What is wrong with my emerald green arborvitae?

What is wrong with my emerald green arborvitae?

Answer: If the south side of your arborvitae hedge turns brown, it may be caused by some sort of stress. It could be too little water, drying winds, high temperatures, injury to the roots or damage to the trunk.

Why is my Thuja occidentalis dying?

The combination of wind, sun, freezing temperatures, and lack of available water in winter can cause arborvitae foliage (and the leaves of other evergreens, as well) to turn brown. This happens because they are drying out.

Why are my Thuja trees dying?

If your Thuja ‘Green Giant’ is growing poorly, turning to reddish brown foliage, and seems to be dying, it could be root rot caused by soggy or saturated soil conditions. Let the soil line get a little dry between waterings. Water in the mornings so the soil has time to dry out during the day.

Why is my emerald arborvitae dying?

Too Little Water. In most soils and conditions a good rule of thumb to follow is that most established plants need about 1 inch of water per week. If your area isn’t getting regular rainfall and you’re not offering your arborvitae supplemental water it will begin to become stressed out, often showing signs of browning.

How do you save a dying Emerald Green Arborvitae?

We found that adding new mulch around the base of browning arborvitae will slow down the dying process and might save your tree altogether. Another way to save browning arborvitae is to prune your tree once it begins to show new growth in the springtime.

How do you revive thuja?

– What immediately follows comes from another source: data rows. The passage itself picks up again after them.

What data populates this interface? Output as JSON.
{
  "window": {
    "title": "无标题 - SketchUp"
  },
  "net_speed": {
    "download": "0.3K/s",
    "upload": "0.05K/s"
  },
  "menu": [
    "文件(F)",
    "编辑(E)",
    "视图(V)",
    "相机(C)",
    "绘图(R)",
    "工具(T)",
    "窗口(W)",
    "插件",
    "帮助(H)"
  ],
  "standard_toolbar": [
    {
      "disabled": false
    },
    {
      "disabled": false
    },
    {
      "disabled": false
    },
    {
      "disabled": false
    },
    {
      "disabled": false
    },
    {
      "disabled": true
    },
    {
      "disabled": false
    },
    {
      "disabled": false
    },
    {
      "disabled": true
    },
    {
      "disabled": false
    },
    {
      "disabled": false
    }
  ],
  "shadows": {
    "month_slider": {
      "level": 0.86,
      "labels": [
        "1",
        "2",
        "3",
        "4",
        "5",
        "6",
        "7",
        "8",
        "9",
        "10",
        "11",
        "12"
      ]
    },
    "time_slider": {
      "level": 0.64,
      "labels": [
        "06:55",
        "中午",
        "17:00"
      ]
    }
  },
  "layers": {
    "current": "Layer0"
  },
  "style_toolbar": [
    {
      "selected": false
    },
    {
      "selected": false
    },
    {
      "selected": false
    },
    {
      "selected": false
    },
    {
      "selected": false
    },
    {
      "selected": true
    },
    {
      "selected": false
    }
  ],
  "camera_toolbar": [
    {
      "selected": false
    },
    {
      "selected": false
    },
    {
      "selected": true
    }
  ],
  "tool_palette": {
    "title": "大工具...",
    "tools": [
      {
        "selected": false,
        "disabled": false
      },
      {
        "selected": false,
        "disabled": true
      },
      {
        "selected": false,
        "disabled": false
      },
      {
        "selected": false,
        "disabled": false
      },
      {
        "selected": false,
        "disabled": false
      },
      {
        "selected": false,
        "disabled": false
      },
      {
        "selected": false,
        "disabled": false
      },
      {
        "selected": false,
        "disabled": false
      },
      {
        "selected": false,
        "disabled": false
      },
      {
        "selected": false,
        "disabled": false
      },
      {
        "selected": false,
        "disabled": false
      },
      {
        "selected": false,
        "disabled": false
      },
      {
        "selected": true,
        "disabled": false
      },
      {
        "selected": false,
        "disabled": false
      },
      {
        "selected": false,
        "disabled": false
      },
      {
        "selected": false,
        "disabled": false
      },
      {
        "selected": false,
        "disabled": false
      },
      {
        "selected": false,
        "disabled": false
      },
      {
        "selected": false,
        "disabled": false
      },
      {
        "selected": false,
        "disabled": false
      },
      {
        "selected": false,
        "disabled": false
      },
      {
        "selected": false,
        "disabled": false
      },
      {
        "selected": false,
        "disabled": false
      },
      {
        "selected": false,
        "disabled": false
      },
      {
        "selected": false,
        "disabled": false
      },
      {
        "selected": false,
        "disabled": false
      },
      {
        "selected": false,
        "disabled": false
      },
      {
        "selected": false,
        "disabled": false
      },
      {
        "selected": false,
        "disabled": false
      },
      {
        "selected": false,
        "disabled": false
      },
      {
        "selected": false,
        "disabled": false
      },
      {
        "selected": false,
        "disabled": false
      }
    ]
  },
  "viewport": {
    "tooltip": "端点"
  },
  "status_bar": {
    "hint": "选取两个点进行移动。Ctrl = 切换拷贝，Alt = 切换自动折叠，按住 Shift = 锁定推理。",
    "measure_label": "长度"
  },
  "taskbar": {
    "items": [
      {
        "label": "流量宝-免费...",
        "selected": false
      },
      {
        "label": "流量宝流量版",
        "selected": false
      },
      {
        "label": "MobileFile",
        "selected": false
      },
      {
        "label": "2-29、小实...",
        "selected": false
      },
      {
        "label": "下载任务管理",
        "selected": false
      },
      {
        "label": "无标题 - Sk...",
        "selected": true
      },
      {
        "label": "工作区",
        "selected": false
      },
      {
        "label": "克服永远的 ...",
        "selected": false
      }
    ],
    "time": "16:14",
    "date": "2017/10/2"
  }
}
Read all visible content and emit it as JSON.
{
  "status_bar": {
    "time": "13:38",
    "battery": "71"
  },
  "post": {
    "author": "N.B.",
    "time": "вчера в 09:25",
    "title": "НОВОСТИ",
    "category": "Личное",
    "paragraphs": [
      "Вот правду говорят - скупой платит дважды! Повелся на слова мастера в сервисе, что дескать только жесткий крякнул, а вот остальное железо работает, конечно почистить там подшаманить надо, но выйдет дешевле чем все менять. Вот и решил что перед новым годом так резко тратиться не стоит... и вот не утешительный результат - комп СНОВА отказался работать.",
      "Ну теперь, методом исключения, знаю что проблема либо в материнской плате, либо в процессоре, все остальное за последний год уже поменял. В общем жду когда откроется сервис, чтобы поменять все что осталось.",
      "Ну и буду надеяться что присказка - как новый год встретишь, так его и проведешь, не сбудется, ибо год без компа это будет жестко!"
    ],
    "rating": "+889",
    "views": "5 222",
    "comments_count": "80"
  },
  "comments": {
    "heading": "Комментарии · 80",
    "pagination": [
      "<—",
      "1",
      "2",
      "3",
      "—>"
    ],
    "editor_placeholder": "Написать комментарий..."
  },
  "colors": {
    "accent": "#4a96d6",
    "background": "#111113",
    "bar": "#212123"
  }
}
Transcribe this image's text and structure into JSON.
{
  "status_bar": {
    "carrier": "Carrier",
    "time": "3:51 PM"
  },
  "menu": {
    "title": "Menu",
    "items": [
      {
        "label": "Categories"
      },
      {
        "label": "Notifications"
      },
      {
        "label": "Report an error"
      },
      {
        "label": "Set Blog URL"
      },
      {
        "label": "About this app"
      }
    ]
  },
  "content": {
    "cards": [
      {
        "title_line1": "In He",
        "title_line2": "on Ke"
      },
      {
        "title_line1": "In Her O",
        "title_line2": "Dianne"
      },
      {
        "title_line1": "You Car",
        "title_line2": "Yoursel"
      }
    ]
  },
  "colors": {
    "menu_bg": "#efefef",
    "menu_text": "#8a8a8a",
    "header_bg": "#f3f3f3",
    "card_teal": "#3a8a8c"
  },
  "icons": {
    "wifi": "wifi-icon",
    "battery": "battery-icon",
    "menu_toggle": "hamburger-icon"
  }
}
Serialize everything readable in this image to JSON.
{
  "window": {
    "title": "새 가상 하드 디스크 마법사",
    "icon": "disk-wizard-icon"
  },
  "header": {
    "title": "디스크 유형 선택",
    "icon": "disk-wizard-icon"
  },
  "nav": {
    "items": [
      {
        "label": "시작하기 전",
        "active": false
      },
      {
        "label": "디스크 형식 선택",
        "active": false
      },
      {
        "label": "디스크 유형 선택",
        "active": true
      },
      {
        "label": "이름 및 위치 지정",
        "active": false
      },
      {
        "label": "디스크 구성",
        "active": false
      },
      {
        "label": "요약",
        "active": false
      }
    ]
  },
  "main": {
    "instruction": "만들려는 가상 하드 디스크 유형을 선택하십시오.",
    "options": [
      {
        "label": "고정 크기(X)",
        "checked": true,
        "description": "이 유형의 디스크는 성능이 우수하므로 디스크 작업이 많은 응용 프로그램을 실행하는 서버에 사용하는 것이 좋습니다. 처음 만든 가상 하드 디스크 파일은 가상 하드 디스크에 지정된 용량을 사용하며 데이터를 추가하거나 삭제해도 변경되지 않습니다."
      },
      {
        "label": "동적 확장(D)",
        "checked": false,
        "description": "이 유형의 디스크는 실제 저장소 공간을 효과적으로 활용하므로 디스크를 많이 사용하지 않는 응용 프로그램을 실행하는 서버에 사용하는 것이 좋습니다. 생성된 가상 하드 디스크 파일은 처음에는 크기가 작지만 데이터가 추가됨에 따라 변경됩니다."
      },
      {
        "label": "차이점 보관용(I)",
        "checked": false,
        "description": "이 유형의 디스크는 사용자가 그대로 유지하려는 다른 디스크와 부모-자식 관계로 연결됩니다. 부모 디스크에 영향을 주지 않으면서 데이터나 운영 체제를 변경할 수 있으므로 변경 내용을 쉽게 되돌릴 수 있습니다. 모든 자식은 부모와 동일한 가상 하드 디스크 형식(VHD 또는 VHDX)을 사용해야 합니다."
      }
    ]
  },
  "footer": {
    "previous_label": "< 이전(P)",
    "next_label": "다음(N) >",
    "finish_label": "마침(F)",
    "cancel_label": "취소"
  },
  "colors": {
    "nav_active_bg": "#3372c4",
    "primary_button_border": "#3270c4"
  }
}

While severe winter burn can certainly kill a thuja, depending on the extent of the cold injury, you can save the tree by pruning any dead leaves in the spring once new foliage has begun to grow. As a result of winter burn, it might take a few years for the new growth to fill in any sparse areas.

How do you save a dying emerald green arborvitae?

How do you save dying thuja?

How do you know if your thuja is dying?

As the tree begins to die, the bark will become quite loose, and will start to fall off of the tree. You will notice vertical cracks appearing on the bark, or certain sections might be missing altogether. This is arguably the clearest sign that your arborvitae is in danger and requires you to take action.

Is Thuja occidentalis the same as emerald green?

It is marketed in the U.S. under the trade name Emerald Green™, a designation that is generally rejected by nomenclature purists. Thuja occidentalis ‘Smaragd’ — an example of its most-common use. Want to stay informed?

Why do Thuja occidentalis trees turn brown?

Although ​ Thuja occidentalis ​ (American arborvitae) naturally are dense, evergreen, pyramidal conifers, trees may turn brown in fall because of winter burn or in response to stress and infection.

Are there any problems with green emerald arborvitae?

Green emerald arborvitae (Thuja occidentalis “Smaragd”) is an evergreen tree or shrub growing in U.S. Department of Agriculture plant hardiness zones 4 to 8. It grows to about 15 feet tall and works well as a screen or hedge plant. Green emerald arborvitae has few problems, but can still come under attack from various diseases.

What is Thu Thuja occidentalis Smaragd?

Thuja occidentalis ‘Smaragd’ is a narrow upright selection of arborvitae with fine branchlets and glossy, emerald-green foliage that does not become bronze in winter. It is an extremely popular plant for use in hedgerows and borders.